At age 17 she entered Martha Washington College, and at age 19 she returned to Dickenson County, where she taught English, French, and History in the junior high school near Fremont and McClure.

On September 2, 1928 she was married to John I. Sutton, a banker from Abingdon.  She later attended William and Mary College, and moved to Abingdon.  The following Spring they moved to Clintwood, where her husband opened the first Piggly Wiggly store.

Their daughter, Eliza Rose (Mrs. Kent Rigg), was born in 1929.  At the age of 24, Rita Kennedy Sutton was suddenly stricken by polio, after which she went to an Abingdon hospital for six months.  Eventually a vaccine was developed that cleared the infection.  After two months she went to Warm Springs, Georgia for treatment periodically.

In August , 1932 the Kennedy family moved to Wise.  Although Rita’s body grew weaker, her will grew stronger,”  She later became Advertising Manager for the Piggly Wiggly grocery chain, and became interested in genealogy, having published “Early Osbornes & Alleys,” “Early Carters in Scott Cunty, Va.”, and “Kennedy’s Piggly Wiggly Stores, Inc.: A Backward Glance.”
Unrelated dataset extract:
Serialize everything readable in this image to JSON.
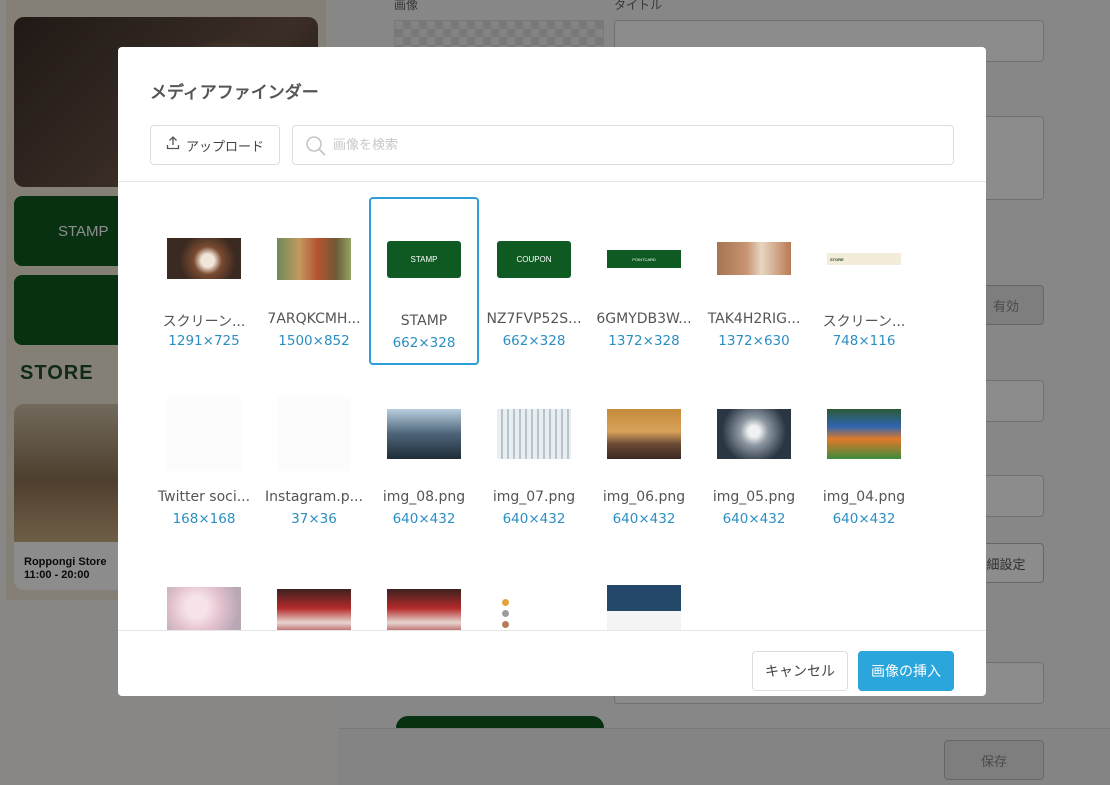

Quotation from a biographical sketch by Catherine C. Riggs, In The Coalfield Progress.

Mrs. Sutton was a founding member of the Wise Study Club, a woman’s group that remains true to its early motto, “Tis the mind that makes the body rich.”  Mrs. Sutton was an honorary life member of the Southwest Virginia Historical Society.

According to her granddaughter, Catherine C. Riggs, she became a published author at the age of 71.  She taught herself to type at 67.  In 57 years she was unable to walk, but never complained.  She passed away on November 20, 1987.

What a marvelous woman!

From: Historical Sketches of Southwest Virginia – Publication No. 22 – 1

Home Crafts Day

Mountain Empire Community College

Big Stone Gap, Virginia

Each Year in October, HOME CRAFT’S DAY is held at Mountain Empire Community College where people can bring their crafts to show and sell.

There is Apple butter making, Corn grinding, Wood work of many kinds, and various crafts where people show their magnificent handiwork of the mountains. Lots of Vendors, Music, Food and Fun.

scan0014Highway near MECC

Home_Crafts_DayTents

apple.peelersApple Peeler’s

Apple_CiderApple Cider

grinding.cornGrinding Corn

Corn.mealCorn Meal

grindstoneGrind Stone

work.benchWork Bench

workbenchWork Benches

Corn.mealBench/old Irons

Fannie__NinaFannie Steele & Nina Mullins

Nina__WandaNina Mullins & Wanda Rose

wpe1Ganell Marshall and her corn-shuck dolls